 According to the FWC, Oystercatchers get their name for their habit of snatching oysters from slightly open shells. They use their powerful bills to open mollusks and sort through shells on the beach in search of food.


Saturday, July 13, 2013

PLANTS IN PROFILE #26 - THRYALLIS (Galphimia glauca)

Summer rains bring back a vibrant and colorful element to the vegetation at Mound House. Many species who wait out the dry weather of late spring return more robust and vigorous than ever.
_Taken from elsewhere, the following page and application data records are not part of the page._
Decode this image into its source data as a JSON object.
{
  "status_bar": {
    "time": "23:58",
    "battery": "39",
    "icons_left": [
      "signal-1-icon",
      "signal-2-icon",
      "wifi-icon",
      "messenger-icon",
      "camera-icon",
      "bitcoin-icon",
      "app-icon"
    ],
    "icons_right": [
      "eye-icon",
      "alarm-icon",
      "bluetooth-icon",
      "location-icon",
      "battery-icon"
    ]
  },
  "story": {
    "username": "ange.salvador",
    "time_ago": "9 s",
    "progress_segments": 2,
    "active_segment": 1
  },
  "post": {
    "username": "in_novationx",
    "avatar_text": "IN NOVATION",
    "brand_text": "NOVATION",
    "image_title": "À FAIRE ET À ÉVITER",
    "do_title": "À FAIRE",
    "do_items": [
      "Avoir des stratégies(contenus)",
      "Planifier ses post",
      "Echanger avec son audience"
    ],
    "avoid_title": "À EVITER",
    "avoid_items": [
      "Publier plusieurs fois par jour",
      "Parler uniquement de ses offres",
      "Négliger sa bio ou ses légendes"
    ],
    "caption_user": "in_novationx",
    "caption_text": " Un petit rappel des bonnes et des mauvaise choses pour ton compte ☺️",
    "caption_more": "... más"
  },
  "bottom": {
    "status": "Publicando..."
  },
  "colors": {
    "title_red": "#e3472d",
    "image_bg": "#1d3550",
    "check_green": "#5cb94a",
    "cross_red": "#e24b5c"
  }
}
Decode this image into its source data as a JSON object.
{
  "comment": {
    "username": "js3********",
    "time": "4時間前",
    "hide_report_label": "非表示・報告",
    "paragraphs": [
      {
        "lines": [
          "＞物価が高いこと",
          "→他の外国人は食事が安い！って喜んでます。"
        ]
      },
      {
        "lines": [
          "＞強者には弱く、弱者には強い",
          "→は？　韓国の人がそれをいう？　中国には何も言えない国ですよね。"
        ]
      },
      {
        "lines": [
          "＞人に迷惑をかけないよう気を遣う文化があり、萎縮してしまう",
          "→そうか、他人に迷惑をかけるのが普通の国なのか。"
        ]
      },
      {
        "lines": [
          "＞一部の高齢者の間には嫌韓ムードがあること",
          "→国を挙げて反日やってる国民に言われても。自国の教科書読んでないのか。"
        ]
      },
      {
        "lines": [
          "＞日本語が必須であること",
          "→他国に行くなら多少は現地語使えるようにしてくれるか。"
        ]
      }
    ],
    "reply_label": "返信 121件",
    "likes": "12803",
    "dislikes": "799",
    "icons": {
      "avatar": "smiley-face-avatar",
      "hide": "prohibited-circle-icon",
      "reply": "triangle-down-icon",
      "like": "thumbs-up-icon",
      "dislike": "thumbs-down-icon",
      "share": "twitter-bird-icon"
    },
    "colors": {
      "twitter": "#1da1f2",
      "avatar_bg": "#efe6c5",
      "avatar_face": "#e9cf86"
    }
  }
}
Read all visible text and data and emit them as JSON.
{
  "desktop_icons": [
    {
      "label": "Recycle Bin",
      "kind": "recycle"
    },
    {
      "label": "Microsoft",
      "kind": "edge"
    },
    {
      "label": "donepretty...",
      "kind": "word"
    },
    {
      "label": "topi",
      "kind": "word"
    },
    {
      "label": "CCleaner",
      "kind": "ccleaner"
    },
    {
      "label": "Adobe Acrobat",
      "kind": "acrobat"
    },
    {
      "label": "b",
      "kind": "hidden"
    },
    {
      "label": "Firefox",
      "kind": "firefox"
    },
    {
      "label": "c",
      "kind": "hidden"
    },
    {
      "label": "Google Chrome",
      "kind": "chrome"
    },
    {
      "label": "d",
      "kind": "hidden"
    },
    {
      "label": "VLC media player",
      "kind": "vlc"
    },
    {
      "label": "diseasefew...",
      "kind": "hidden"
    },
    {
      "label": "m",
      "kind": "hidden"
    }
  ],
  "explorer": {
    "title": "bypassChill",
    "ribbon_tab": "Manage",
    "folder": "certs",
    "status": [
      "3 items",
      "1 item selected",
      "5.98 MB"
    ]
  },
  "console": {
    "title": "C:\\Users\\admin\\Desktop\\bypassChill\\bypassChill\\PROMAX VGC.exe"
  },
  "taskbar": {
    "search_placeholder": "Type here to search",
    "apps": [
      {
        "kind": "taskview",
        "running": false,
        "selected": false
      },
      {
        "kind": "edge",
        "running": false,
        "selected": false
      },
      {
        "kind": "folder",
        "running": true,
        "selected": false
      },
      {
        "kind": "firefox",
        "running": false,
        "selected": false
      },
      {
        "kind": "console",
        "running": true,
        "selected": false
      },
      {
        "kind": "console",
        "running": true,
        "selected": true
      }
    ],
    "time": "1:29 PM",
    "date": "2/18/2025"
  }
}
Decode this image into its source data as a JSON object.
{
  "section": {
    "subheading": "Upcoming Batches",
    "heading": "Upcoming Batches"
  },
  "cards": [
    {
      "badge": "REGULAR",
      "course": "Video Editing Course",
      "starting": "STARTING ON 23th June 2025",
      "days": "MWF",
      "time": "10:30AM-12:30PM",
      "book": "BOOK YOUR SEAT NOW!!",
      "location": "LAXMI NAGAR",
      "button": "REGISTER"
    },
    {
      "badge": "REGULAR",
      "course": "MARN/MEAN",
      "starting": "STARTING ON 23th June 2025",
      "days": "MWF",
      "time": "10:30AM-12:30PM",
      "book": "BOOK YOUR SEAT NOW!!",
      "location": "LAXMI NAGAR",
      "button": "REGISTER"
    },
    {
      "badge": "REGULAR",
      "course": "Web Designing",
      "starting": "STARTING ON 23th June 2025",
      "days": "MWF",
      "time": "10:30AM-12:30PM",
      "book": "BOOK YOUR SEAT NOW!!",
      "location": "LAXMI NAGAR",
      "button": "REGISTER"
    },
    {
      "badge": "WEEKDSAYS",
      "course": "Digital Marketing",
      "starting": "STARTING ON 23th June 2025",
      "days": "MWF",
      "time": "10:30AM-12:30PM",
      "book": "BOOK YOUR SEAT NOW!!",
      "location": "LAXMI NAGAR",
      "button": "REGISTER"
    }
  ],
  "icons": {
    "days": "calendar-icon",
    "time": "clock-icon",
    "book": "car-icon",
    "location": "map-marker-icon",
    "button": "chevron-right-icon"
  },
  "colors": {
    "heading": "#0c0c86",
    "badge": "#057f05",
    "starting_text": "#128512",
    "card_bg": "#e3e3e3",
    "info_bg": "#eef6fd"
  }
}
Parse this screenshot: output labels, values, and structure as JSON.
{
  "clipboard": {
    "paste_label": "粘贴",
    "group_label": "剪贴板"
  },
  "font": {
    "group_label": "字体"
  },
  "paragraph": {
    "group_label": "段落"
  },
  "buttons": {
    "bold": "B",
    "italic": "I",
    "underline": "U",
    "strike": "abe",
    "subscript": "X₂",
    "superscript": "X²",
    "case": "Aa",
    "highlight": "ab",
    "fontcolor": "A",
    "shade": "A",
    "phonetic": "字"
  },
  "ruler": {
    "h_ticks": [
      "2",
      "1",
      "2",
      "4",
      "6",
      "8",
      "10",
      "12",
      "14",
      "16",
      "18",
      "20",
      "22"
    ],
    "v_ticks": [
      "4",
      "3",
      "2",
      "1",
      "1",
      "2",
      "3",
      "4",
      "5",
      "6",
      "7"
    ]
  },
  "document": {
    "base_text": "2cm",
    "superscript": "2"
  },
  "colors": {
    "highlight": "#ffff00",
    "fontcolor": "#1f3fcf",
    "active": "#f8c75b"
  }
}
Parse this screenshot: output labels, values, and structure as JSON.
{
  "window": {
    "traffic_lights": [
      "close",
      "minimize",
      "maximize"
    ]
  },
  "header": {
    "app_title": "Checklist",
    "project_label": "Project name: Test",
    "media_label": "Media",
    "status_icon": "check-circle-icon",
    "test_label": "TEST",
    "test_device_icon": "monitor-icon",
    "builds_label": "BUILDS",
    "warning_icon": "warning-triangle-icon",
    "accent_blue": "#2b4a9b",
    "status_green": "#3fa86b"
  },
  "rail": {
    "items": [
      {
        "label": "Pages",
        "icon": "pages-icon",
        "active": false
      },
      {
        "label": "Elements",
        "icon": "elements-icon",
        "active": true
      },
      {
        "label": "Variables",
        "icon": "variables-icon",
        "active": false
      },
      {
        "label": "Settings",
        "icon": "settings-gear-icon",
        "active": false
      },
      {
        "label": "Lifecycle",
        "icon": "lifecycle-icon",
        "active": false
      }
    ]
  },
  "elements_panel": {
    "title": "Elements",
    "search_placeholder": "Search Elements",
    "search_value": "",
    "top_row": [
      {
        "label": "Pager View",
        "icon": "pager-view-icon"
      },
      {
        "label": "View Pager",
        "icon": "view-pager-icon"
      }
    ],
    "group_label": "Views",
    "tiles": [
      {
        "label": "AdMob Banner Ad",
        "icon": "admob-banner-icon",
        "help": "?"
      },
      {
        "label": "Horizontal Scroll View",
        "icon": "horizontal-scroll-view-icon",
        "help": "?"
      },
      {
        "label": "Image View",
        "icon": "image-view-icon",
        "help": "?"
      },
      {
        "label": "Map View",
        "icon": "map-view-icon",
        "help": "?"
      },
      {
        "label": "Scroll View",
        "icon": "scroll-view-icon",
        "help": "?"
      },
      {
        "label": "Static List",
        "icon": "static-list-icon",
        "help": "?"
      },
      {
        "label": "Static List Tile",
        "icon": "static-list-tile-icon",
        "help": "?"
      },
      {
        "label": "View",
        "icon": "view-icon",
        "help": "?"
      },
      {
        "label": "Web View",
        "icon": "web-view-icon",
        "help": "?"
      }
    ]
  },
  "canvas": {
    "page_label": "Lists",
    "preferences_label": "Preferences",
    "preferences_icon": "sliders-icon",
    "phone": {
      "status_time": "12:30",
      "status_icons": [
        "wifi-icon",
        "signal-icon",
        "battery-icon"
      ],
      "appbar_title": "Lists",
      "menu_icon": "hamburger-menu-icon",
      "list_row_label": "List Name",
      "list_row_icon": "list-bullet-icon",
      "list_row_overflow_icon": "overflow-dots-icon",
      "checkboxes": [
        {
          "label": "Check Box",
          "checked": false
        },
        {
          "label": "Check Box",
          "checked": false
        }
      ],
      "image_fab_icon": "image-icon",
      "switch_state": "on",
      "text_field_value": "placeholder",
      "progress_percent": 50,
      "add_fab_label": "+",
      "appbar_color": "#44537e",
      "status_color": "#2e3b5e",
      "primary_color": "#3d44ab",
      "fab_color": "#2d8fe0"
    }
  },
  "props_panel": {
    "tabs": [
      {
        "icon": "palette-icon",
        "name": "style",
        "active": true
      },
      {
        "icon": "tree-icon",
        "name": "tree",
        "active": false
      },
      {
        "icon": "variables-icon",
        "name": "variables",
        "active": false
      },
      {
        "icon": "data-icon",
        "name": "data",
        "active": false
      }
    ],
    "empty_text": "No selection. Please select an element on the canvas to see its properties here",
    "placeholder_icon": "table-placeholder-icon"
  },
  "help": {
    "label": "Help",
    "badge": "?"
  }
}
In the scientific and medicinal gardens portion of our site, be sure to check out the beautiful golden flowers of the thryallis, in full bloom just in time for summer.

A medium sized, evergreen shrub, these hardy low maintenance plants have become popular in Florida as landscaping hedges and for adding color to lawns.

A native of the tropical regions of southern Mexico and Central America, thryallis does well here on Estero Island and can tolerate the sometimes tough conditions that come with growing on a 2,000 year old shell mound. 

Traditionally, thryallis is used to treat asthma and allergies in Latin America, and is even employed in the treatment of mental disorders.